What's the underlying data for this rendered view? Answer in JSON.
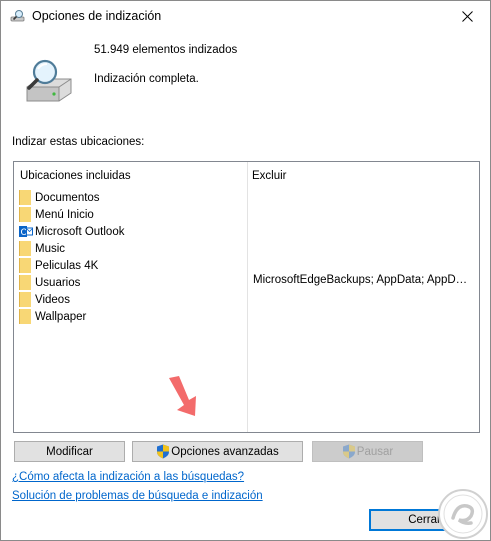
{
  "window": {
    "title": "Opciones de indización",
    "icon": "magnifier-drive-icon"
  },
  "summary": {
    "count_text": "51.949 elementos indizados",
    "status_text": "Indización completa."
  },
  "locations": {
    "section_label": "Indizar estas ubicaciones:",
    "col_included": "Ubicaciones incluidas",
    "col_exclude": "Excluir",
    "items": [
      {
        "label": "Documentos",
        "icon": "folder-icon",
        "exclude": ""
      },
      {
        "label": "Menú Inicio",
        "icon": "folder-icon",
        "exclude": ""
      },
      {
        "label": "Microsoft Outlook",
        "icon": "outlook-icon",
        "exclude": ""
      },
      {
        "label": "Music",
        "icon": "folder-icon",
        "exclude": ""
      },
      {
        "label": "Peliculas 4K",
        "icon": "folder-icon",
        "exclude": ""
      },
      {
        "label": "Usuarios",
        "icon": "folder-icon",
        "exclude": "MicrosoftEdgeBackups; AppData; AppDat..."
      },
      {
        "label": "Videos",
        "icon": "folder-icon",
        "exclude": ""
      },
      {
        "label": "Wallpaper",
        "icon": "folder-icon",
        "exclude": ""
      }
    ]
  },
  "buttons": {
    "modify": "Modificar",
    "advanced": "Opciones avanzadas",
    "pause": "Pausar",
    "close": "Cerrar"
  },
  "links": {
    "help": "¿Cómo afecta la indización a las búsquedas?",
    "troubleshoot": "Solución de problemas de búsqueda e indización"
  },
  "colors": {
    "link": "#0066cc",
    "accent": "#0078d7",
    "folder": "#f8d775",
    "arrow": "#f36b6b"
  }
}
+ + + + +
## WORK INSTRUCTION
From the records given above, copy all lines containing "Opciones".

## ANSWER BELOW
    "title": "Opciones de indización",
    "advanced": "Opciones avanzadas",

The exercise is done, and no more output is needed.